» Stored data:
* * *
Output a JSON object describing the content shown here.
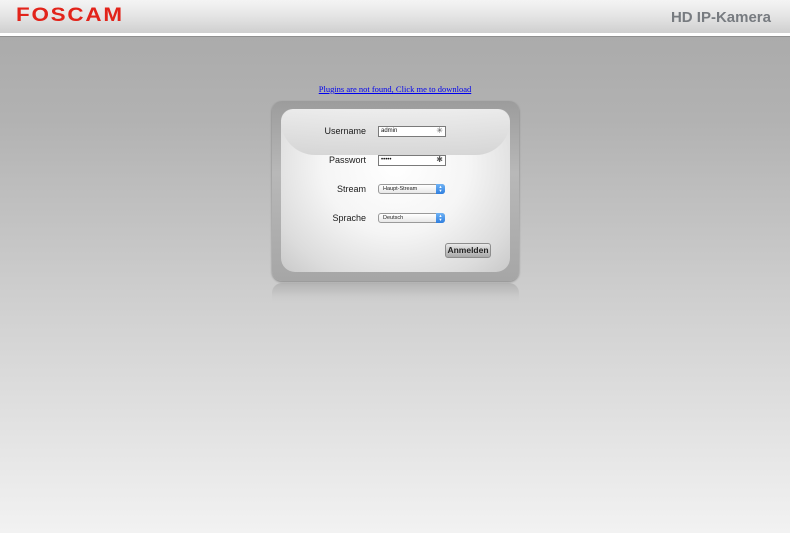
{
  "header": {
    "logo": "FOSCAM",
    "product_title": "HD IP-Kamera"
  },
  "plugin_notice": {
    "link_text": "Plugins are not found, Click me to download"
  },
  "login_form": {
    "username": {
      "label": "Username",
      "value": "admin",
      "icon": "asterisk-icon"
    },
    "password": {
      "label": "Passwort",
      "value": "•••••",
      "icon": "asterisk-icon"
    },
    "stream": {
      "label": "Stream",
      "selected": "Haupt-Stream"
    },
    "language": {
      "label": "Sprache",
      "selected": "Deutsch"
    },
    "submit_label": "Anmelden"
  },
  "colors": {
    "brand_red": "#e2231a",
    "title_grey": "#777b80",
    "link_blue": "#0000ee",
    "select_arrow_blue": "#2f7fe0"
  }
}
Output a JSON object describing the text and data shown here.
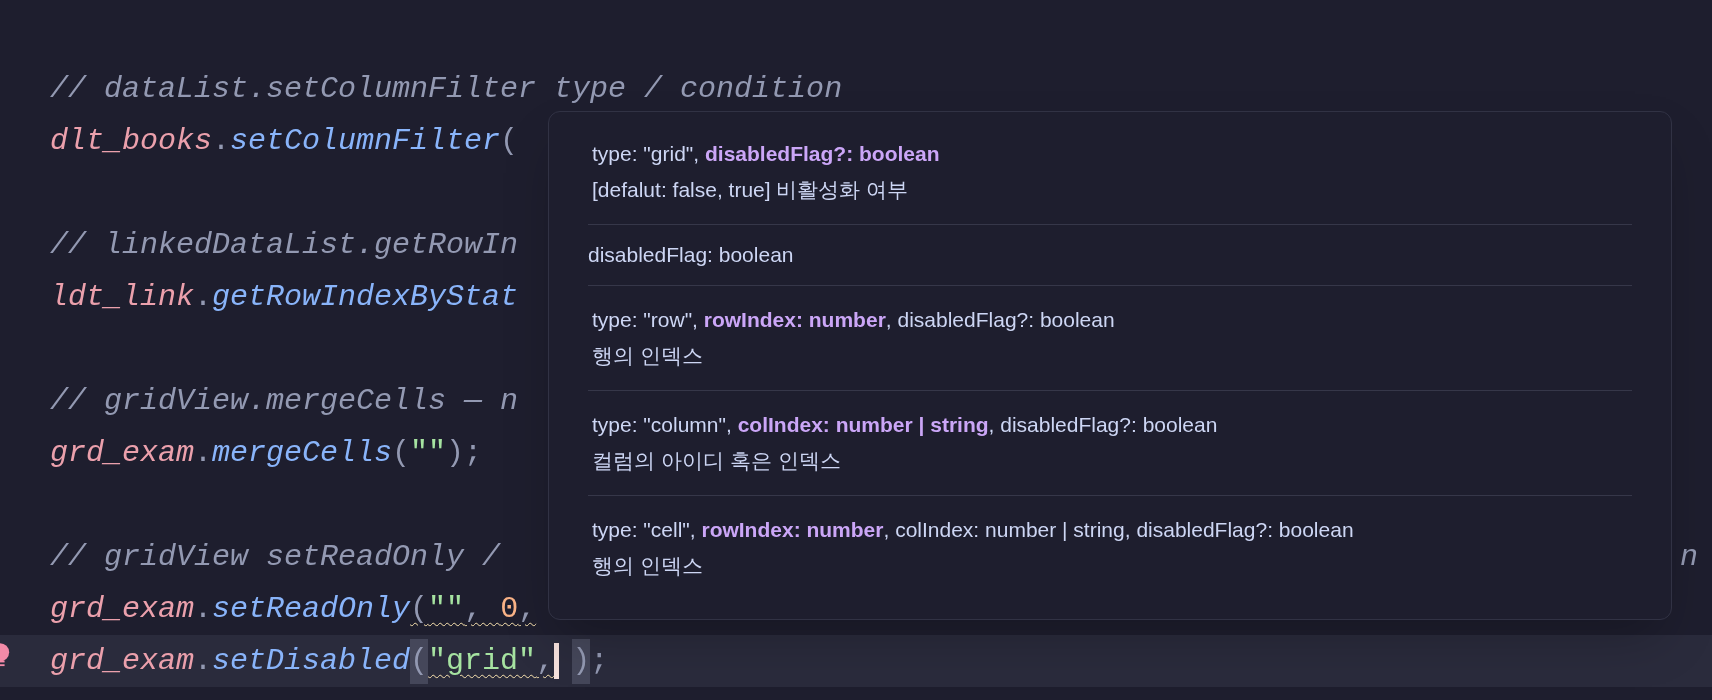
{
  "editor": {
    "lines": [
      {
        "kind": "code",
        "current": false,
        "tokens": [
          {
            "kind": "comment",
            "text": "// dataList.setColumnFilter type / condition"
          }
        ]
      },
      {
        "kind": "code",
        "current": false,
        "tokens": [
          {
            "kind": "variable",
            "text": "dlt_books"
          },
          {
            "kind": "punct",
            "text": "."
          },
          {
            "kind": "method",
            "text": "setColumnFilter"
          },
          {
            "kind": "punct",
            "text": "("
          }
        ]
      },
      {
        "kind": "blank"
      },
      {
        "kind": "code",
        "current": false,
        "tokens": [
          {
            "kind": "comment",
            "text": "// linkedDataList.getRowIn"
          }
        ]
      },
      {
        "kind": "code",
        "current": false,
        "tokens": [
          {
            "kind": "variable",
            "text": "ldt_link"
          },
          {
            "kind": "punct",
            "text": "."
          },
          {
            "kind": "method",
            "text": "getRowIndexByStat"
          }
        ]
      },
      {
        "kind": "blank"
      },
      {
        "kind": "code",
        "current": false,
        "tokens": [
          {
            "kind": "comment",
            "text": "// gridView.mergeCells — n"
          }
        ]
      },
      {
        "kind": "code",
        "current": false,
        "tokens": [
          {
            "kind": "variable",
            "text": "grd_exam"
          },
          {
            "kind": "punct",
            "text": "."
          },
          {
            "kind": "method",
            "text": "mergeCells"
          },
          {
            "kind": "punct",
            "text": "("
          },
          {
            "kind": "string",
            "text": "\"\""
          },
          {
            "kind": "punct",
            "text": ");"
          }
        ]
      },
      {
        "kind": "blank"
      },
      {
        "kind": "code",
        "current": false,
        "tokens": [
          {
            "kind": "comment",
            "text": "// gridView setReadOnly /"
          },
          {
            "kind": "tail",
            "text": "n"
          }
        ]
      },
      {
        "kind": "code",
        "current": false,
        "tokens": [
          {
            "kind": "variable",
            "text": "grd_exam"
          },
          {
            "kind": "punct",
            "text": "."
          },
          {
            "kind": "method",
            "text": "setReadOnly"
          },
          {
            "kind": "punct",
            "text": "(",
            "warning": true
          },
          {
            "kind": "string",
            "text": "\"\"",
            "warning": true
          },
          {
            "kind": "punct",
            "text": ", ",
            "warning": true
          },
          {
            "kind": "number",
            "text": "0",
            "warning": true
          },
          {
            "kind": "punct",
            "text": ",",
            "warning": true
          }
        ]
      },
      {
        "kind": "code",
        "current": true,
        "tokens": [
          {
            "kind": "variable",
            "text": "grd_exam"
          },
          {
            "kind": "punct",
            "text": "."
          },
          {
            "kind": "method",
            "text": "setDisabled"
          },
          {
            "kind": "bracket_match",
            "text": "("
          },
          {
            "kind": "string",
            "text": "\"grid\"",
            "warning": true
          },
          {
            "kind": "punct",
            "text": ",",
            "warning": true
          },
          {
            "kind": "cursor"
          },
          {
            "kind": "bracket_match",
            "text": ")"
          },
          {
            "kind": "punct",
            "text": ";"
          }
        ]
      }
    ]
  },
  "signature_popup": {
    "items": [
      {
        "kind": "overload",
        "signature": "type: \"grid\", **disabledFlag?: boolean**",
        "description": "[defalut: false, true] 비활성화 여부"
      },
      {
        "kind": "parameter",
        "signature": "disabledFlag: boolean"
      },
      {
        "kind": "overload",
        "signature": "type: \"row\", **rowIndex: number**, disabledFlag?: boolean",
        "description": "행의 인덱스"
      },
      {
        "kind": "overload",
        "signature": "type: \"column\", **colIndex: number | string**, disabledFlag?: boolean",
        "description": "컬럼의 아이디 혹은 인덱스"
      },
      {
        "kind": "overload",
        "signature": "type: \"cell\", **rowIndex: number**, colIndex: number | string, disabledFlag?: boolean",
        "description": "행의 인덱스"
      }
    ]
  }
}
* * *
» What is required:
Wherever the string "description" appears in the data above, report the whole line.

» Reply:
        "description": "[defalut: false, true] 비활성화 여부"
        "description": "행의 인덱스"
        "description": "컬럼의 아이디 혹은 인덱스"
        "description": "행의 인덱스"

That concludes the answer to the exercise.